The type-1 ryanodine receptor (RyR1) is an intracellular calcium (Ca(2+)) release channel required for skeletal muscle contraction. Here, we present cryo-EM reconstructions of RyR1 in multiple functional states revealing the structural basis of channel gating and ligand-dependent activation. Binding sites for the channel activators Ca(2+), ATP, and caffeine were identified at interdomain interfaces of the C-terminal domain. Either ATP or Ca(2+) alone induces conformational changes in the cytoplasmic assembly ("priming"), without pore dilation...
September 22, 2016: Cell
https://www.readbyqxmd.com/read/27646467/hypermetabolism-in-b-lymphocytes-from-malignant-hyperthermia-susceptible-individuals
#18
Kerstin Hoppe, Guido Hack, Frank Lehmann-Horn, Karin Jurkat-Rott, Scott Wearing, Alberto Zullo, Antonella Carsana, Werner Klingler
Malignant hyperthermia (MH) is a pharmacogenetic disorder of skeletal muscle metabolism which is characterized by generalized muscle rigidity, increased body temperature, rhabdomyolysis, and severe metabolic acidosis.
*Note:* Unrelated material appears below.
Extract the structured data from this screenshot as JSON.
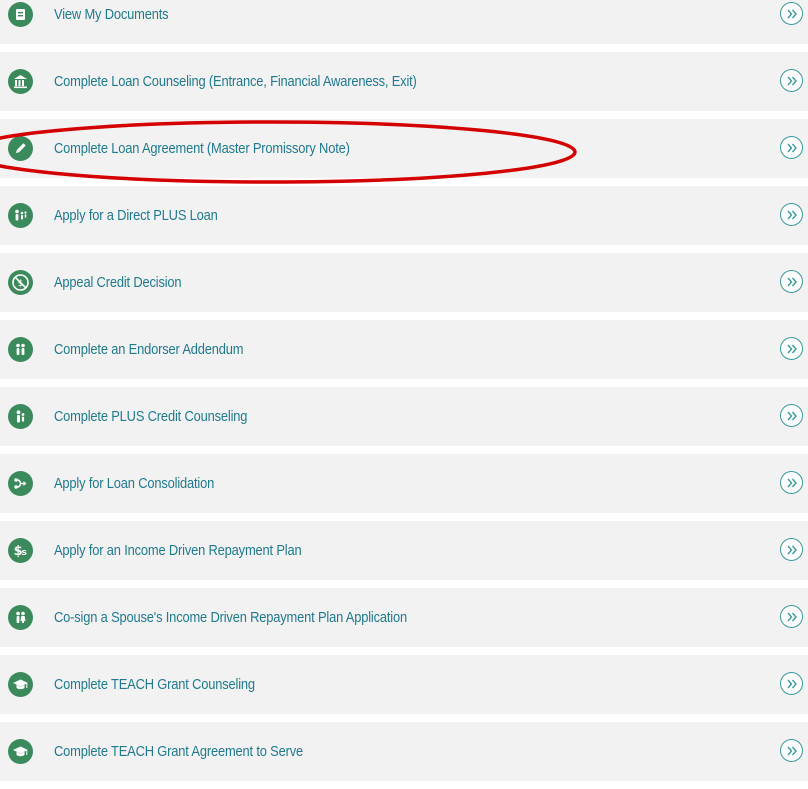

The underlying mechanism of MH involves excessive Ca(2+) release in myotubes via the ryanodine receptor type 1 (RyR1). As RyR1 is also expressed in B-lymphocytes, this study investigated whether cellular metabolism of native B-lymphocytes was also altered in MH susceptible (MHS) individuals. A potent activator of RyR1, 4-chloro-m-cresol (4-CmC) was used to challenge native B-lymphocytes in a real-time, metabolic assay based on a pH-sensitive silicon biosensor chip...
2016: Scientific Reports
https://www.readbyqxmd.com/read/27621462/stac3-has-a-direct-role-in-skeletal-muscle-type-excitation-contraction-coupling-that-is-disrupted-by-a-myopathy-causing-mutation
#19
Alexander Polster, Benjamin R Nelson, Eric N Olson, Kurt G Beam
In skeletal muscle, conformational coupling between CaV1.1 in the plasma membrane and type 1 ryanodine receptor (RyR1) in the sarcoplasmic reticulum (SR) is thought to underlie both excitation-contraction (EC) coupling Ca(2+) release from the SR and retrograde coupling by which RyR1 increases the magnitude of the Ca(2+) current via CaV1.1. Recent work has shown that EC coupling fails in muscle from mice and fish null for the protein Stac3 (SH3 and cysteine-rich domain 3) but did not establish the functional role of Stac3 in the CaV1...
September 27, 2016: Proceedings of the National Academy of Sciences of the United States of America
https://www.readbyqxmd.com/read/27616680/intra-familial-variability-associated-with-recessive-ryr1-mutation-diagnosed-prenatally-by-exome-sequencing
#20
Jillian Casey, Karen Flood, Sean Ennis, Emma Doyle, Michael Farrell, Sally Ann Lynch
OBJECTIVE: To determine the underlying molecular aetiology in a non-consanguineous Irish family who have had three fetal losses because of a primary myopathy characterised by fetal akinesia, arthrogryposis multiplex, bilateral pulmonary hypoplasia and reduced muscle bulk. METHODS: Fetal DNA extracted from amniotic cells was whole genome amplified and subjected to whole exome sequencing. RESULTS: Whole exome sequencing identified compound heterozygous variants in RYR1 as the cause of the lethal myopathy in this family...
November 2016: Prenatal Diagnosis
keyword
keyword
46183
1
2
Fetch more papers »
Fetching more papers... Fetching...
Read by QxMD. Sign in or create an account to discover new knowledge that matter to you.
Remove bar
Read by QxMD icon Read
×

Search Tips

Use Boolean operators: AND/OR

diabetic AND foot
diabetes OR diabetic

Exclude a word using the 'minus' sign

Virchow -triad

Use Parentheses

water AND (cup OR glass)

Add an asterisk (*) at end of a word to include word stems

Neuro* will search for Neurology, Neuroscientist, Neurological, and so on

Use quotes to search for an exact phrase

"primary prevention of cancer"
(heart or cardiac or cardio*) AND arrest -"American Heart Association"